◆ Task details ◆
Copy out each line of the data below in which "content" appears.

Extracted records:

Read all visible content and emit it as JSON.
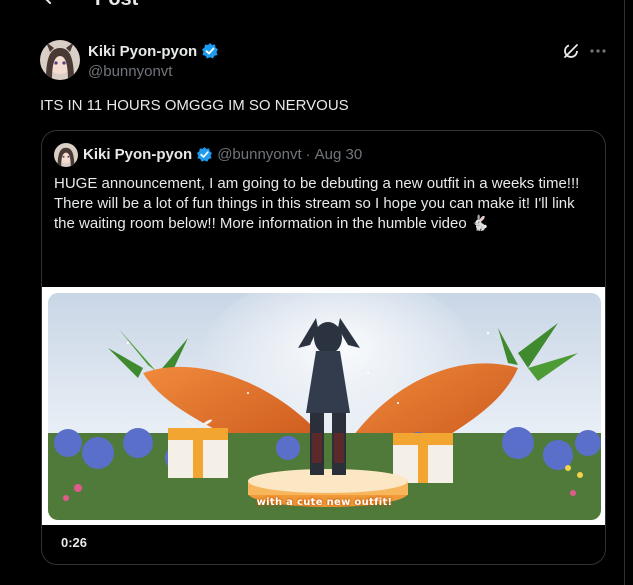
{
  "header": {
    "title": "Post"
  },
  "post": {
    "author_name": "Kiki Pyon-pyon",
    "author_handle": "@bunnyonvt",
    "text": "ITS IN 11 HOURS OMGGG IM SO NERVOUS"
  },
  "quote": {
    "author_name": "Kiki Pyon-pyon",
    "author_handle": "@bunnyonvt",
    "separator": "·",
    "date": "Aug 30",
    "text": "HUGE announcement, I am going to be debuting a new outfit in a weeks time!!! There will be a lot of fun things in this stream so I hope you can make it! I'll link the waiting room below!! More information in the humble video 🐇",
    "video": {
      "caption": "with a cute new outfit!",
      "duration": "0:26"
    }
  },
  "colors": {
    "background": "#000000",
    "text": "#e7e9ea",
    "muted": "#71767b",
    "border": "#2f3336",
    "verified": "#1d9bf0"
  }
}
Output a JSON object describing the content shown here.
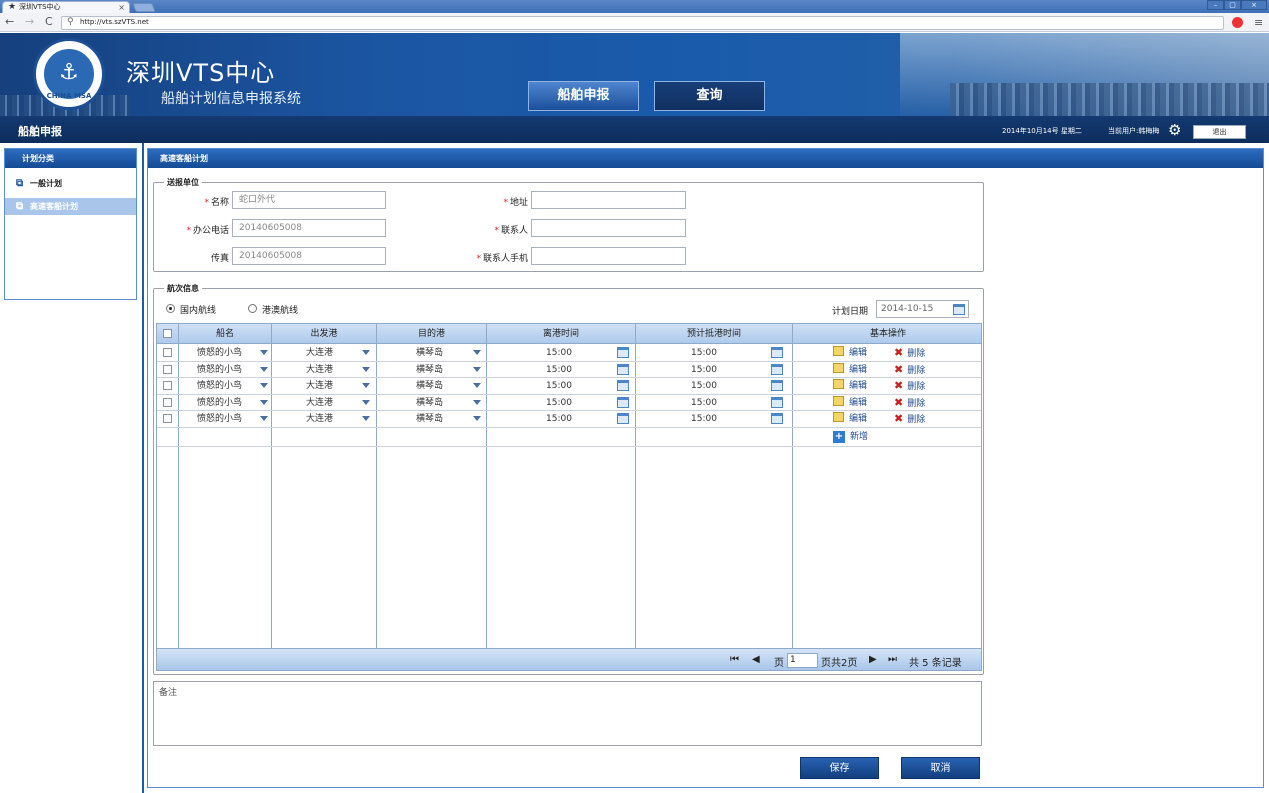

◆ Output of the exercise ◆
Read all visible content and emit it as JSON.
Output a JSON object describing the content shown here.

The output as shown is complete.